AL-FAYLI: Our program includes a number of paragraphs, as for example treating the issue of [insufficient] housing, participation in writing the constitution, active participation in a prompt solution of essential services such as electricity and water [supplies], ensuring the passage of laws to encourage the tourism industry, efforts for the effective implementation of the rule of law, expanding the atmosphere of public freedoms and democratic practices, and also equal media representation for the Fayli Kurds. (Translated by Petr Kubalek)
History Of Fayli Kurds
Faylis constitute a special group among Iraqi Kurds. According to Munir Morad in "The Situation of Kurds in Iraq and Turkey: Current Trends and Prospects," they constitute as much as 10 percent of all the Kurds in Iraq, or about 450,000. Their ethnic name, as Mehrdad Izady suggests in "The Kurds. A Concise Handbook," may be derived from the ancient Middle Eastern nation of Parthians. While most Kurds are Sunni Muslims, Faylis belong to the Shi'a branch of Islam.
Most Kurds speak either the Kurmanji or the Sorani dialect of the Kurdish language, while the idiom of Faylis is related to another Iranic language known as Gorani. A number of Faylis, however, speak Arabic as their main language. The reason is geographic: only a few Faylis live in the towns of Iraqi Kurdistan proper (Mandali, Khaniqin, Badra) while most of them are dispersed among the predominantly Arab population of central and southern Iraq. Their largest concentration is probably in the city Al-Kut, but they live also in Ba'qubah, Baghdad, Al-Hillah, Al-Amarah, Al-Nasiriyah, and Al-Basrah. This pattern of settlement can be accounted for, however, by quite recent changes in the lifestyle of Faylis.
Traditionally, Faylis have been divided into 24 tribes. When Iraq was established in 1921, most Faylis had been living a semi-nomadic life along the border with Iran. They preferred to demand the citizenship of neighboring Iran -- partly due to family and faith bonds, partly in an attempt to avoid military service in Iraq.

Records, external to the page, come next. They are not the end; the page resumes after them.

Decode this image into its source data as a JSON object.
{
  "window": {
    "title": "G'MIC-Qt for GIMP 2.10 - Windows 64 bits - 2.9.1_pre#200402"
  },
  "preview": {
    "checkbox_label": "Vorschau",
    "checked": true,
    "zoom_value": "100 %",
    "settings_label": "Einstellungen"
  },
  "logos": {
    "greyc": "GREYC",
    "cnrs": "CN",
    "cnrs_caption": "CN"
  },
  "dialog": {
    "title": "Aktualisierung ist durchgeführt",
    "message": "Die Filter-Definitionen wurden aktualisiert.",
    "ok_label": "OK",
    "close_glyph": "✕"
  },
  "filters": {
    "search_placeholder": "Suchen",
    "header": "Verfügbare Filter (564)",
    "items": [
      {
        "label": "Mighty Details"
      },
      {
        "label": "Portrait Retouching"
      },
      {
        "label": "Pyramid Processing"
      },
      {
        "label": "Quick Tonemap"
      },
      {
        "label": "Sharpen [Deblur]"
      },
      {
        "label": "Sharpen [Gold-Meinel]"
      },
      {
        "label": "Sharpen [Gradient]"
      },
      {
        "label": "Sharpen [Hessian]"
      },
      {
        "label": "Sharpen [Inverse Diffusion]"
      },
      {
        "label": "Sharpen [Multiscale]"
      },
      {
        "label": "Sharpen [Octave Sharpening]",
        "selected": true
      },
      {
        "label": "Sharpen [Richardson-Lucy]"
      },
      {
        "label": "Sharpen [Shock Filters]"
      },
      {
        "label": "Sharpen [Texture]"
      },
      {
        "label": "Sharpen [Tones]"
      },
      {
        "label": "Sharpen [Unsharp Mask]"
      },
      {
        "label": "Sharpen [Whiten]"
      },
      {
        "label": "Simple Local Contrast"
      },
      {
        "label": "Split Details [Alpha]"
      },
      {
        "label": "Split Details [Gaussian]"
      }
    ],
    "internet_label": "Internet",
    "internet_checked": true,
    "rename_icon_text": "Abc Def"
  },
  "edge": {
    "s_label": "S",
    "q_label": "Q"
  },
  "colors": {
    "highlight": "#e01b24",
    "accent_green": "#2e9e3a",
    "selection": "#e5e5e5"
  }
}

The new Iraqi law on the registration of agricultural land in 1932 resulted in the Faylis' loss of effective control over their previous common pastures. They started to move to cities where they performed hard unskilled labor, often as porters or couriers. When they tried to plead for Iraqi citizenship in 1940s, they were no longer eligible: in the sense of legal norms adopted in Iraq by that time, Iraqi citizenship could be granted either to an Arab living on the territory of Iraq, or to a non-Arab whose ancestors could be proved as former subjects of the Ottoman Empire. Both principles already excluded the Faylis.

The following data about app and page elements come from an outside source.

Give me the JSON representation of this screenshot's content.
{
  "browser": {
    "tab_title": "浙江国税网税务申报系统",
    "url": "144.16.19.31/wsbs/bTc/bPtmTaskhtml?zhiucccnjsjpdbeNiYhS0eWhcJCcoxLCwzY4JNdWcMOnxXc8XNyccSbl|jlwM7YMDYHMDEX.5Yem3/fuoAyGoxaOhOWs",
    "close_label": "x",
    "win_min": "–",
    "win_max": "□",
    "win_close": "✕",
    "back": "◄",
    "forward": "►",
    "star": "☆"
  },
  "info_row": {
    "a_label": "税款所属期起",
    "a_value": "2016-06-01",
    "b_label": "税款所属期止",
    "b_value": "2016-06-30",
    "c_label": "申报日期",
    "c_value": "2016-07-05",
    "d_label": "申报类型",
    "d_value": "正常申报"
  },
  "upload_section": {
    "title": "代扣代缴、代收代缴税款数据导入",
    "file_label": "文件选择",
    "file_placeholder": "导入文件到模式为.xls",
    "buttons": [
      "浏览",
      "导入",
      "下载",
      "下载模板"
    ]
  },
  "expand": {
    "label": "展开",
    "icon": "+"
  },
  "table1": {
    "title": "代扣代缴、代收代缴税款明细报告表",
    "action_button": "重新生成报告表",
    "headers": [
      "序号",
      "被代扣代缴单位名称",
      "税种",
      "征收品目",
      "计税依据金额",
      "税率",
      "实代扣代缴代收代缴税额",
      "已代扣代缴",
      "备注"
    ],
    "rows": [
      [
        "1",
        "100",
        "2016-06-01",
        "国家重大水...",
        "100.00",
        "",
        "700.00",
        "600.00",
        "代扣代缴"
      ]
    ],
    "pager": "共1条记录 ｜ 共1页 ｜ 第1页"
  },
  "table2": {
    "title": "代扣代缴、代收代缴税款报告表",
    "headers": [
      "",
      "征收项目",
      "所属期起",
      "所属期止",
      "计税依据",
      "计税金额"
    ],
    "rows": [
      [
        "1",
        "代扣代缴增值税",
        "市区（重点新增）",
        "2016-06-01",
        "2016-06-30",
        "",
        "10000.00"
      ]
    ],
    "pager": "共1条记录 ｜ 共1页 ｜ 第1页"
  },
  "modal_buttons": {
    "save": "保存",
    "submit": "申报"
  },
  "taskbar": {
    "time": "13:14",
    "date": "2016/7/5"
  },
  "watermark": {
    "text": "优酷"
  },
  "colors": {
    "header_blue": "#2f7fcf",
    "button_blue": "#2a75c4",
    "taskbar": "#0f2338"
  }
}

The problem of the legal status of the Fayli population in Iraq has not been solved. It was used against the Faylis during the rule of the Ba'ath Party over Iraq: between 1969 and 1988, some 130,000 Faylis were forcibly deported to Iran, with all their property confiscated. The regime may have been encouraged in this step by a remarkable material turn that had come for many Faylis in 1948: when the state of Israel was established, some emigrating Iraqi Jews transferred their enterprises to their former loyal Fayli employees.

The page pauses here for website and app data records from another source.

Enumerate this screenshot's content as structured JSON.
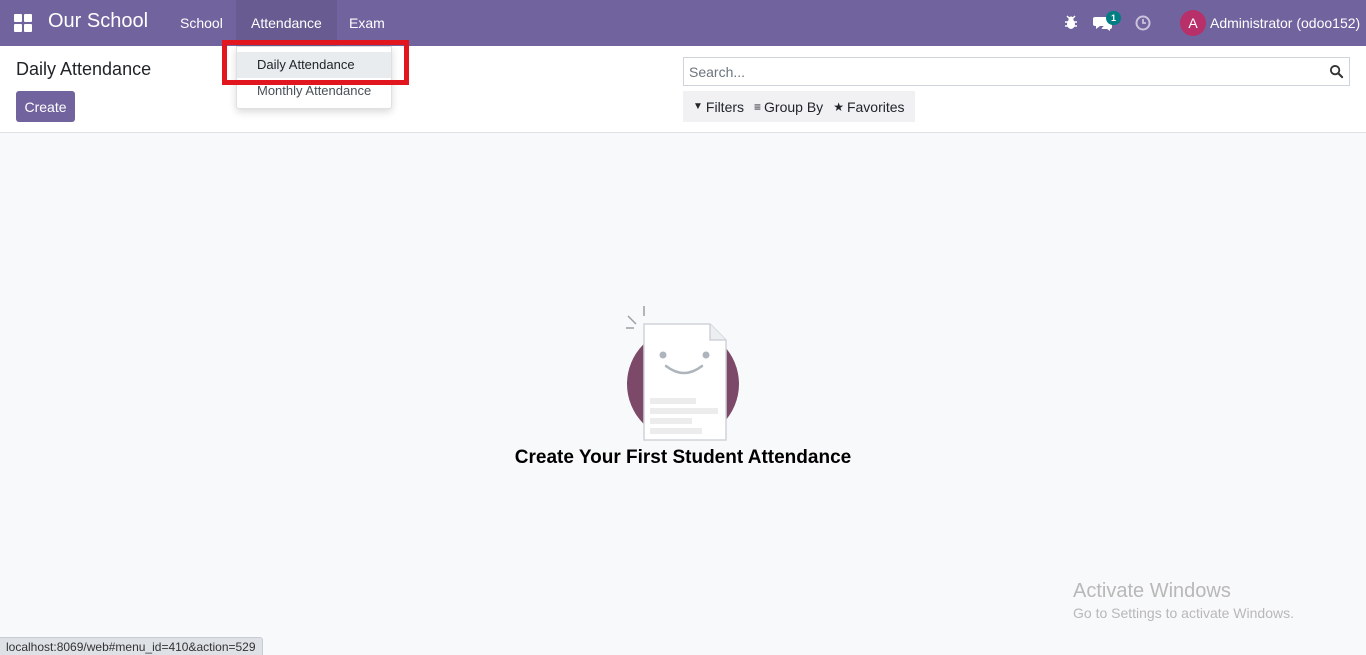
{
  "navbar": {
    "brand": "Our School",
    "menus": [
      "School",
      "Attendance",
      "Exam"
    ],
    "chat_badge": "1",
    "avatar_letter": "A",
    "user": "Administrator (odoo152)"
  },
  "control_panel": {
    "breadcrumb": "Daily Attendance",
    "create_label": "Create",
    "search_placeholder": "Search...",
    "filters_label": "Filters",
    "groupby_label": "Group By",
    "favorites_label": "Favorites"
  },
  "dropdown": {
    "items": [
      "Daily Attendance",
      "Monthly Attendance"
    ]
  },
  "helper": {
    "title": "Create Your First Student Attendance"
  },
  "watermark": {
    "title": "Activate Windows",
    "subtitle": "Go to Settings to activate Windows."
  },
  "status_url": "localhost:8069/web#menu_id=410&action=529",
  "colors": {
    "navbar": "#71639e",
    "highlight": "#e2161e",
    "avatar": "#b8306a",
    "badge": "#017e84"
  }
}
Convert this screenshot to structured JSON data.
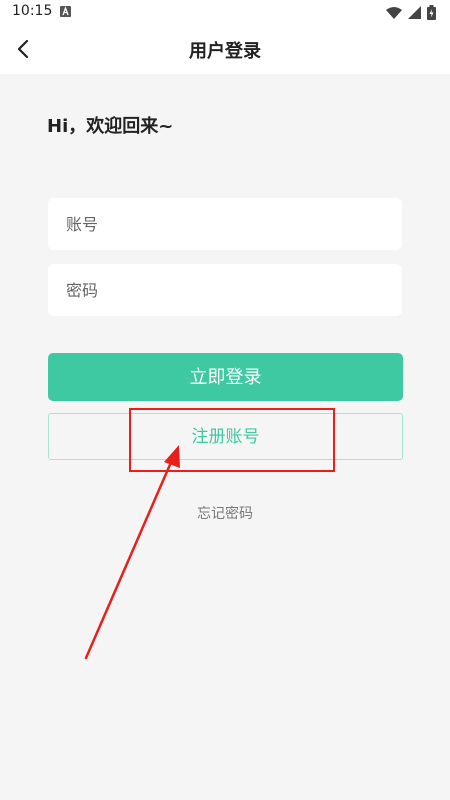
{
  "status_bar": {
    "time": "10:15",
    "icons": [
      "a-notification-icon",
      "wifi-icon",
      "signal-icon",
      "battery-icon"
    ]
  },
  "header": {
    "title": "用户登录",
    "back_icon": "chevron-left-icon"
  },
  "greeting": "Hi，欢迎回来~",
  "form": {
    "account_placeholder": "账号",
    "password_placeholder": "密码",
    "login_label": "立即登录",
    "register_label": "注册账号",
    "forgot_label": "忘记密码"
  },
  "colors": {
    "accent": "#3ec9a2",
    "annotation": "#e8201c",
    "background": "#f5f5f5"
  }
}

In terms of politics, the Iraqi Communist Party enjoyed a good deal of popularity among the Faylis. In 1968, Aziz Ali Haydar al-Hajj, who was a Fayli Kurd from Baghdad, became the secretary-general of the Iraqi Communist Party's "Armed Struggle" faction. At the same time, up to 1975, his compatriot Habib Muhammad Karim al-Fayli held the post of secretary in the Kurdistan Democratic Party. During Saddam Hussein's rule, there was a clandestine opposition group called the Islamic Movement of Fayli Kurds led by Sheikh As'ad al-Fayli, whom Radio Free Iraq interviewed on 14 September 2002. (Petr Kubalek)